Like the self-portraits, this project began out of a desire to create when I had no one to pose for me. It became more intimate and exploratory in its immediacy since I didn't use a tripod and rarely framed the shot because I couldn't see what I was photographing. Photographing with my digital camera was relegated to weddings or commercial work. Fine art was reserved for film only. I still prefer film; it captures details and nuance of light I still don't see in digital. But this project freed me from film in a way I had yet to experience, and I was surprised and delighted by it. So before selfies and the explosion of social media, I was quietly documenting my persona with my cell phone camera. It became quickly became therapeutic.
As processes go, I began to you find ways to layer the work. I employed movement as my primary tool. Some digital cameras can pick up on ambient light in a way film doesn't, and I explored the push/pull, depth/breadth of my camera phone. I was increasingly interested by how far I could push my cell phone camera — I started out with an LG flip phone and then upgraded to an LG Chocolate. And I couldn’t get away without sometimes setting up the shot and photographing using the timer on the phone. What the images lost in impulse, they gained in recess.
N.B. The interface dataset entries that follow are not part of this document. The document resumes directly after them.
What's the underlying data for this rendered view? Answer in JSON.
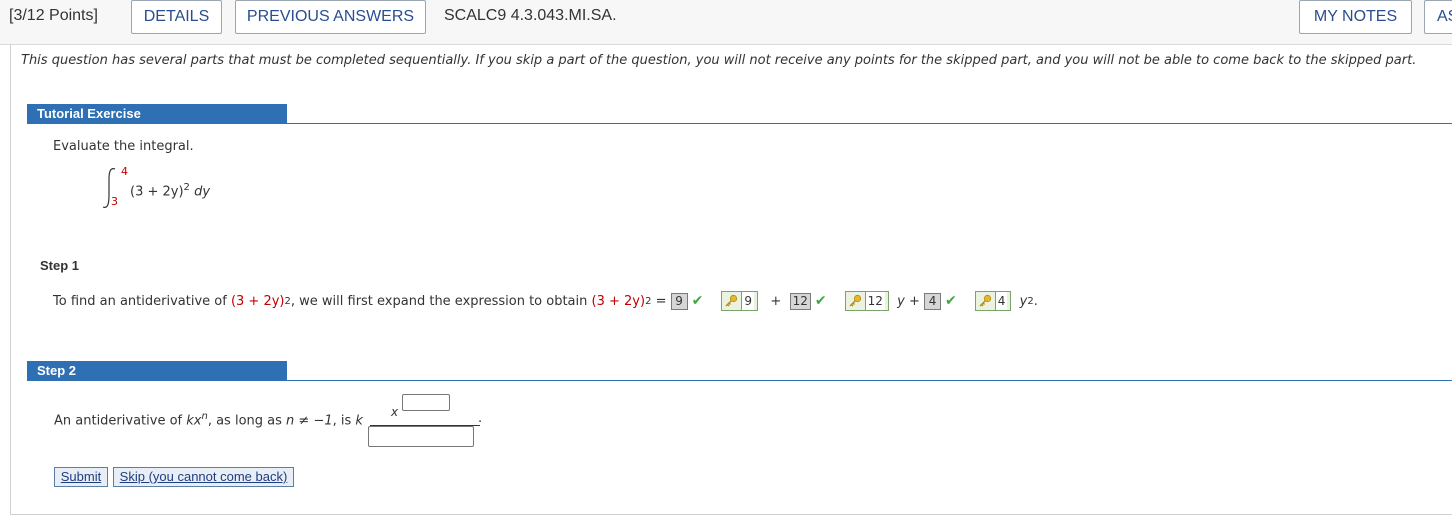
{
  "header": {
    "points": "[3/12 Points]",
    "details_label": "DETAILS",
    "previous_answers_label": "PREVIOUS ANSWERS",
    "problem_code": "SCALC9 4.3.043.MI.SA.",
    "my_notes_label": "MY NOTES",
    "ask_label": "AS"
  },
  "notice": "This question has several parts that must be completed sequentially. If you skip a part of the question, you will not receive any points for the skipped part, and you will not be able to come back to the skipped part.",
  "tutorial": {
    "title": "Tutorial Exercise",
    "prompt": "Evaluate the integral.",
    "integral": {
      "upper": "4",
      "lower": "3",
      "integrand": "(3 + 2y)",
      "exponent": "2",
      "differential": "dy"
    }
  },
  "step1": {
    "label": "Step 1",
    "text_before": "To find an antiderivative of",
    "expr": "(3 + 2y)",
    "expr_exp": "2",
    "text_middle": ", we will first expand the expression to obtain",
    "equals": "=",
    "answers": [
      "9",
      "12",
      "4"
    ],
    "key_values": [
      "9",
      "12",
      "4"
    ],
    "plus": "+",
    "y_var": "y",
    "y2": "y",
    "y2_exp": "2",
    "period": "."
  },
  "step2": {
    "label": "Step 2",
    "text_before": "An antiderivative of",
    "kx": "kx",
    "kx_exp": "n",
    "text_middle": ", as long as",
    "condition": "n ≠ −1",
    "text_after": ", is",
    "k": "k",
    "x": "x",
    "period": "."
  },
  "buttons": {
    "submit": "Submit",
    "skip": "Skip (you cannot come back)"
  },
  "colors": {
    "section_blue": "#2e70b3",
    "check_green": "#3fa843",
    "limit_red": "#c00000"
  }
}
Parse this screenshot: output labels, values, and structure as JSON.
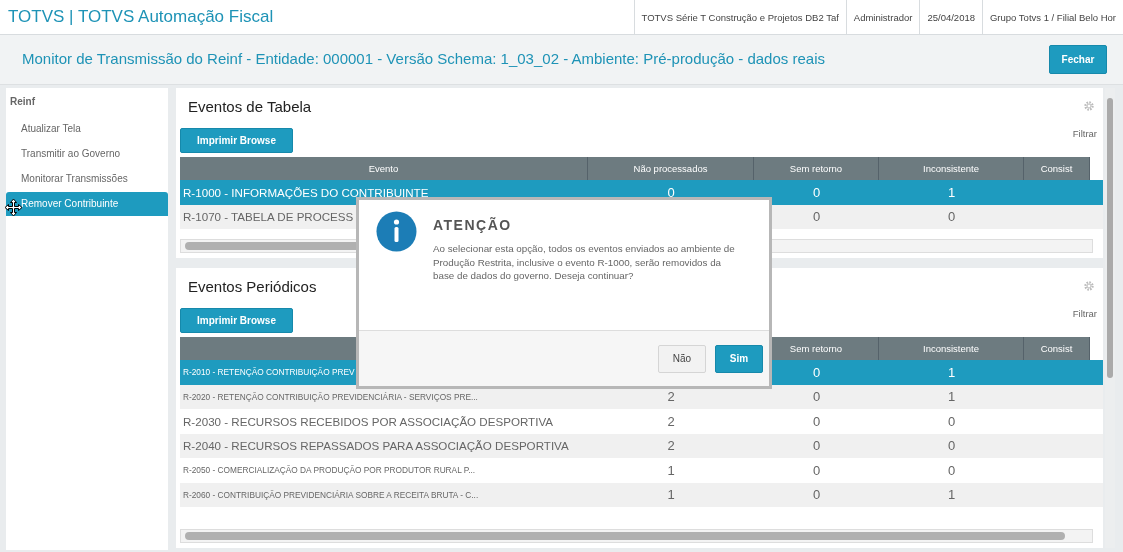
{
  "app_bar": {
    "title": "TOTVS | TOTVS Automação Fiscal",
    "info": [
      "TOTVS Série T Construção e Projetos DB2 Taf",
      "Administrador",
      "25/04/2018",
      "Grupo Totvs 1 / Filial Belo Hor"
    ]
  },
  "page_header": {
    "title": "Monitor de Transmissão do Reinf - Entidade: 000001 - Versão Schema: 1_03_02 - Ambiente: Pré-produção - dados reais",
    "close_button": "Fechar"
  },
  "sidebar": {
    "heading": "Reinf",
    "items": [
      {
        "label": "Atualizar Tela",
        "selected": false
      },
      {
        "label": "Transmitir ao Governo",
        "selected": false
      },
      {
        "label": "Monitorar Transmissões",
        "selected": false
      },
      {
        "label": "Remover Contribuinte",
        "selected": true
      }
    ]
  },
  "panels": [
    {
      "title": "Eventos de Tabela",
      "print_button": "Imprimir Browse",
      "filter": "Filtrar",
      "columns": [
        "Evento",
        "Não processados",
        "Sem retorno",
        "Inconsistente",
        "Consist"
      ],
      "rows": [
        {
          "kind": "large",
          "selected": true,
          "cells": [
            "R-1000 - INFORMAÇÕES DO CONTRIBUINTE",
            "0",
            "0",
            "1"
          ]
        },
        {
          "kind": "large",
          "selected": false,
          "cells": [
            "R-1070 - TABELA DE PROCESS",
            "",
            "0",
            "0"
          ]
        }
      ]
    },
    {
      "title": "Eventos Periódicos",
      "print_button": "Imprimir Browse",
      "filter": "Filtrar",
      "columns": [
        "",
        "",
        "Sem retorno",
        "Inconsistente",
        "Consist"
      ],
      "rows": [
        {
          "kind": "small",
          "selected": true,
          "cells": [
            "R-2010 - RETENÇÃO CONTRIBUIÇÃO PREV",
            "",
            "0",
            "1"
          ]
        },
        {
          "kind": "small",
          "selected": false,
          "cells": [
            "R-2020 - RETENÇÃO CONTRIBUIÇÃO PREVIDENCIÁRIA - SERVIÇOS PRE...",
            "2",
            "0",
            "1"
          ]
        },
        {
          "kind": "large",
          "selected": false,
          "cells": [
            "R-2030 - RECURSOS RECEBIDOS POR ASSOCIAÇÃO DESPORTIVA",
            "2",
            "0",
            "0"
          ]
        },
        {
          "kind": "large",
          "selected": false,
          "cells": [
            "R-2040 - RECURSOS REPASSADOS PARA ASSOCIAÇÃO DESPORTIVA",
            "2",
            "0",
            "0"
          ]
        },
        {
          "kind": "small",
          "selected": false,
          "cells": [
            "R-2050 - COMERCIALIZAÇÃO DA PRODUÇÃO POR PRODUTOR RURAL P...",
            "1",
            "0",
            "0"
          ]
        },
        {
          "kind": "small",
          "selected": false,
          "cells": [
            "R-2060 - CONTRIBUIÇÃO PREVIDENCIÁRIA SOBRE A RECEITA BRUTA - C...",
            "1",
            "0",
            "1"
          ]
        }
      ]
    }
  ],
  "dialog": {
    "title": "ATENÇÃO",
    "message": "Ao selecionar esta opção, todos os eventos enviados ao ambiente de Produção Restrita, inclusive o evento R-1000, serão removidos da base de dados do governo. Deseja continuar?",
    "buttons": [
      {
        "label": "Não",
        "kind": "secondary"
      },
      {
        "label": "Sim",
        "kind": "primary"
      }
    ]
  }
}
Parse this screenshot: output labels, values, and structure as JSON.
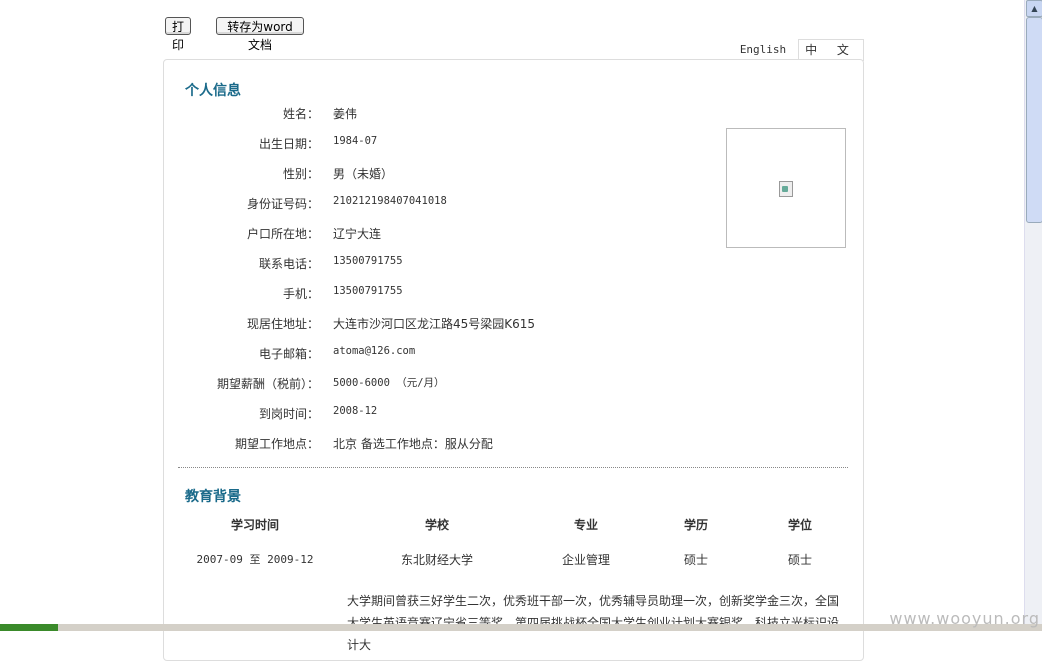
{
  "toolbar": {
    "print_label": "打印",
    "word_label": "转存为word文档"
  },
  "lang_tabs": {
    "english": "English",
    "chinese": "中 文"
  },
  "personal": {
    "title": "个人信息",
    "rows": [
      {
        "label": "姓名：",
        "value": "姜伟"
      },
      {
        "label": "出生日期：",
        "value": "1984-07"
      },
      {
        "label": "性别：",
        "value": "男（未婚）"
      },
      {
        "label": "身份证号码：",
        "value": "210212198407041018"
      },
      {
        "label": "户口所在地：",
        "value": "辽宁大连"
      },
      {
        "label": "联系电话：",
        "value": "13500791755"
      },
      {
        "label": "手机：",
        "value": "13500791755"
      },
      {
        "label": "现居住地址：",
        "value": "大连市沙河口区龙江路45号梁园K615"
      },
      {
        "label": "电子邮箱：",
        "value": "atoma@126.com"
      },
      {
        "label": "期望薪酬（税前）：",
        "value": "5000-6000 （元/月）"
      },
      {
        "label": "到岗时间：",
        "value": "2008-12"
      },
      {
        "label": "期望工作地点：",
        "value": "北京    备选工作地点：服从分配"
      }
    ]
  },
  "education": {
    "title": "教育背景",
    "headers": [
      "学习时间",
      "学校",
      "专业",
      "学历",
      "学位"
    ],
    "row": [
      "2007-09 至 2009-12",
      "东北财经大学",
      "企业管理",
      "硕士",
      "硕士"
    ],
    "remark": "大学期间曾获三好学生二次，优秀班干部一次，优秀辅导员助理一次，创新奖学金三次，全国大学生英语竞赛辽宁省三等奖，第四届挑战杯全国大学生创业计划大赛银奖，科技立光标识设计大"
  },
  "watermark": "www.wooyun.org"
}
None of the photos have been altered. There were no apps available in 2006 to enhance the photos and I didn't have Photoshop or other photo editing software. I wanted the images to be as raw as when I took them: pixilated, overexposed, underexposed. And because I made this choice they provide their own transparency, immediacy, intimacy that can otherwise get lost when the editing process takes over.
After I purchasing my first Iphone, I have attempted to continue the series. But as the cameras on new phones have evolved in greater resolution, they lack a certain digital grit the previous phones mastered. The Iphone camera does not capture ambient light with the same radiance, nor does the shutter speed adapt in lower light and slow to a crawl like my older phones. I have installed apps with the ability to manipulate the exposures, but even with the adjustments the process lacks the same capture and somehow subtracts from the original approach, which was to take a photo the moment I was struck to do so, without warning — open the phone and, like a line a poetry suddenly inviting you to write it, take the photo and see where the line leads.
Below are examples of the images. As I reviewed and resized these for the website, I began to see how the influence of Renaissance and Baroque art as a teenager began to emerge in my twenties. At the time I had no idea what I was doing. I just wanted that sensation of capture, something akin to an addict wanting their fix.